> WHAT NEEDS TO BE DONE
Type out the data again, word for word and in full.

> Data records for software interfaces
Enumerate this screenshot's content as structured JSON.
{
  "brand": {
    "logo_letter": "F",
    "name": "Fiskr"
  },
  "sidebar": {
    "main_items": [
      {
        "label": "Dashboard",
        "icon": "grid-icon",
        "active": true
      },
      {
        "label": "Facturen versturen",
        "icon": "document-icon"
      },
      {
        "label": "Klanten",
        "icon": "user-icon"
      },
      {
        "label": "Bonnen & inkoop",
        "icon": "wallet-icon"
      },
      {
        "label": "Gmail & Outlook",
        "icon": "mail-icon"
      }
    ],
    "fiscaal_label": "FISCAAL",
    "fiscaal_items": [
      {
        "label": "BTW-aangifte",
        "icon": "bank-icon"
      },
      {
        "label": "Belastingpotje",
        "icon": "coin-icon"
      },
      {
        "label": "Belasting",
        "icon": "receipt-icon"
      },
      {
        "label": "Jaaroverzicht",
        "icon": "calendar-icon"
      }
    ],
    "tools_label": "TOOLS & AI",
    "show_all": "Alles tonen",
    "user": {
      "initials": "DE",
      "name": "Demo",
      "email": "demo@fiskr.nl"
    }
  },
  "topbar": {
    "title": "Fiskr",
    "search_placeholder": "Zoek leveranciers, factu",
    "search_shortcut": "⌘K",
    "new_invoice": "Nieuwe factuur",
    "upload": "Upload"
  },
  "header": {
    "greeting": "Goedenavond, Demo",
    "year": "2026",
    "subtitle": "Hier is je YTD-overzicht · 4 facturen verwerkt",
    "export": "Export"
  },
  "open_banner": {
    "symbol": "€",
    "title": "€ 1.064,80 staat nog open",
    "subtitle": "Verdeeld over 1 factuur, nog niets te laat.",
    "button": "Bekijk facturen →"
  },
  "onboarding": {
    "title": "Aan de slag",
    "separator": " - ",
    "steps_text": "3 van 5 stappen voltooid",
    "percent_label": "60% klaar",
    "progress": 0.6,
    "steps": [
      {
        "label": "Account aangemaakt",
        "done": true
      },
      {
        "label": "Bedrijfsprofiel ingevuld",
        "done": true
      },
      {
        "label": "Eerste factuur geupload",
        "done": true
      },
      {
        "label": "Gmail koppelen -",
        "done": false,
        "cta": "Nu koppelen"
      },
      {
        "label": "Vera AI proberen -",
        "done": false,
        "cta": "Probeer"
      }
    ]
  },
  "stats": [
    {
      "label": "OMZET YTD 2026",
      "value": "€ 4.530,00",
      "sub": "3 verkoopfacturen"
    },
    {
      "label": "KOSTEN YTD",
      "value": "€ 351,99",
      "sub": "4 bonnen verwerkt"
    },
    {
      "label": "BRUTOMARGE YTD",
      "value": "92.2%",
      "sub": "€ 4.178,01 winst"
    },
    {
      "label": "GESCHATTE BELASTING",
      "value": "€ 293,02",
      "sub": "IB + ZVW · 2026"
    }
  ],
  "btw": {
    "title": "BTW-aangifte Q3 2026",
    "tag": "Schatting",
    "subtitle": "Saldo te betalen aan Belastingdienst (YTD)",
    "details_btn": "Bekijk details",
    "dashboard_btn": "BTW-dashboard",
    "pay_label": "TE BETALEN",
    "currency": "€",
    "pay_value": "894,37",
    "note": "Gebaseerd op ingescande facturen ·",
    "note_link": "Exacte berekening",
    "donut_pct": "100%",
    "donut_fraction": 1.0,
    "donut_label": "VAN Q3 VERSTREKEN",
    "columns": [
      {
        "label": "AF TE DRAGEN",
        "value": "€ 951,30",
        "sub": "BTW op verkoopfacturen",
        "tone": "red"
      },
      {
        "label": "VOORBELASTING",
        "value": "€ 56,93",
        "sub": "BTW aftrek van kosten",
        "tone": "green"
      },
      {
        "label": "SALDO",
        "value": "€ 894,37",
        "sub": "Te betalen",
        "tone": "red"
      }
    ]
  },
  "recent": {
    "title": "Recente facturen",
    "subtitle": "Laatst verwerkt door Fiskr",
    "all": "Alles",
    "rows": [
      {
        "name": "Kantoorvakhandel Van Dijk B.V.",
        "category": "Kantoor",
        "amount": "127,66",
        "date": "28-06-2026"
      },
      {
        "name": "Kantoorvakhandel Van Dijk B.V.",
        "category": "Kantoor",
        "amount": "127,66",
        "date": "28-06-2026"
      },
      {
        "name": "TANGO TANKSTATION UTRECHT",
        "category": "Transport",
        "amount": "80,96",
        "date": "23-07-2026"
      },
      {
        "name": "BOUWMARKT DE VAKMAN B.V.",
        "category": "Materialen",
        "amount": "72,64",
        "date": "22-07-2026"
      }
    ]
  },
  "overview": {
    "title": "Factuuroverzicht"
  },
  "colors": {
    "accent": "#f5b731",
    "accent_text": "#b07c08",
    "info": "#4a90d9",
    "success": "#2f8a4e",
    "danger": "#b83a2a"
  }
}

> ANSWER TO THIS PROBLEM
Enumerate this screenshot's content as structured JSON.
{
  "brand": {
    "logo_letter": "F",
    "name": "Fiskr"
  },
  "sidebar": {
    "main_items": [
      {
        "label": "Dashboard",
        "icon": "grid-icon",
        "active": true
      },
      {
        "label": "Facturen versturen",
        "icon": "document-icon"
      },
      {
        "label": "Klanten",
        "icon": "user-icon"
      },
      {
        "label": "Bonnen & inkoop",
        "icon": "wallet-icon"
      },
      {
        "label": "Gmail & Outlook",
        "icon": "mail-icon"
      }
    ],
    "fiscaal_label": "FISCAAL",
    "fiscaal_items": [
      {
        "label": "BTW-aangifte",
        "icon": "bank-icon"
      },
      {
        "label": "Belastingpotje",
        "icon": "coin-icon"
      },
      {
        "label": "Belasting",
        "icon": "receipt-icon"
      },
      {
        "label": "Jaaroverzicht",
        "icon": "calendar-icon"
      }
    ],
    "tools_label": "TOOLS & AI",
    "show_all": "Alles tonen",
    "user": {
      "initials": "DE",
      "name": "Demo",
      "email": "demo@fiskr.nl"
    }
  },
  "topbar": {
    "title": "Fiskr",
    "search_placeholder": "Zoek leveranciers, factu",
    "search_shortcut": "⌘K",
    "new_invoice": "Nieuwe factuur",
    "upload": "Upload"
  },
  "header": {
    "greeting": "Goedenavond, Demo",
    "year": "2026",
    "subtitle": "Hier is je YTD-overzicht · 4 facturen verwerkt",
    "export": "Export"
  },
  "open_banner": {
    "symbol": "€",
    "title": "€ 1.064,80 staat nog open",
    "subtitle": "Verdeeld over 1 factuur, nog niets te laat.",
    "button": "Bekijk facturen →"
  },
  "onboarding": {
    "title": "Aan de slag",
    "separator": " - ",
    "steps_text": "3 van 5 stappen voltooid",
    "percent_label": "60% klaar",
    "progress": 0.6,
    "steps": [
      {
        "label": "Account aangemaakt",
        "done": true
      },
      {
        "label": "Bedrijfsprofiel ingevuld",
        "done": true
      },
      {
        "label": "Eerste factuur geupload",
        "done": true
      },
      {
        "label": "Gmail koppelen -",
        "done": false,
        "cta": "Nu koppelen"
      },
      {
        "label": "Vera AI proberen -",
        "done": false,
        "cta": "Probeer"
      }
    ]
  },
  "stats": [
    {
      "label": "OMZET YTD 2026",
      "value": "€ 4.530,00",
      "sub": "3 verkoopfacturen"
    },
    {
      "label": "KOSTEN YTD",
      "value": "€ 351,99",
      "sub": "4 bonnen verwerkt"
    },
    {
      "label": "BRUTOMARGE YTD",
      "value": "92.2%",
      "sub": "€ 4.178,01 winst"
    },
    {
      "label": "GESCHATTE BELASTING",
      "value": "€ 293,02",
      "sub": "IB + ZVW · 2026"
    }
  ],
  "btw": {
    "title": "BTW-aangifte Q3 2026",
    "tag": "Schatting",
    "subtitle": "Saldo te betalen aan Belastingdienst (YTD)",
    "details_btn": "Bekijk details",
    "dashboard_btn": "BTW-dashboard",
    "pay_label": "TE BETALEN",
    "currency": "€",
    "pay_value": "894,37",
    "note": "Gebaseerd op ingescande facturen ·",
    "note_link": "Exacte berekening",
    "donut_pct": "100%",
    "donut_fraction": 1.0,
    "donut_label": "VAN Q3 VERSTREKEN",
    "columns": [
      {
        "label": "AF TE DRAGEN",
        "value": "€ 951,30",
        "sub": "BTW op verkoopfacturen",
        "tone": "red"
      },
      {
        "label": "VOORBELASTING",
        "value": "€ 56,93",
        "sub": "BTW aftrek van kosten",
        "tone": "green"
      },
      {
        "label": "SALDO",
        "value": "€ 894,37",
        "sub": "Te betalen",
        "tone": "red"
      }
    ]
  },
  "recent": {
    "title": "Recente facturen",
    "subtitle": "Laatst verwerkt door Fiskr",
    "all": "Alles",
    "rows": [
      {
        "name": "Kantoorvakhandel Van Dijk B.V.",
        "category": "Kantoor",
        "amount": "127,66",
        "date": "28-06-2026"
      },
      {
        "name": "Kantoorvakhandel Van Dijk B.V.",
        "category": "Kantoor",
        "amount": "127,66",
        "date": "28-06-2026"
      },
      {
        "name": "TANGO TANKSTATION UTRECHT",
        "category": "Transport",
        "amount": "80,96",
        "date": "23-07-2026"
      },
      {
        "name": "BOUWMARKT DE VAKMAN B.V.",
        "category": "Materialen",
        "amount": "72,64",
        "date": "22-07-2026"
      }
    ]
  },
  "overview": {
    "title": "Factuuroverzicht"
  },
  "colors": {
    "accent": "#f5b731",
    "accent_text": "#b07c08",
    "info": "#4a90d9",
    "success": "#2f8a4e",
    "danger": "#b83a2a"
  }
}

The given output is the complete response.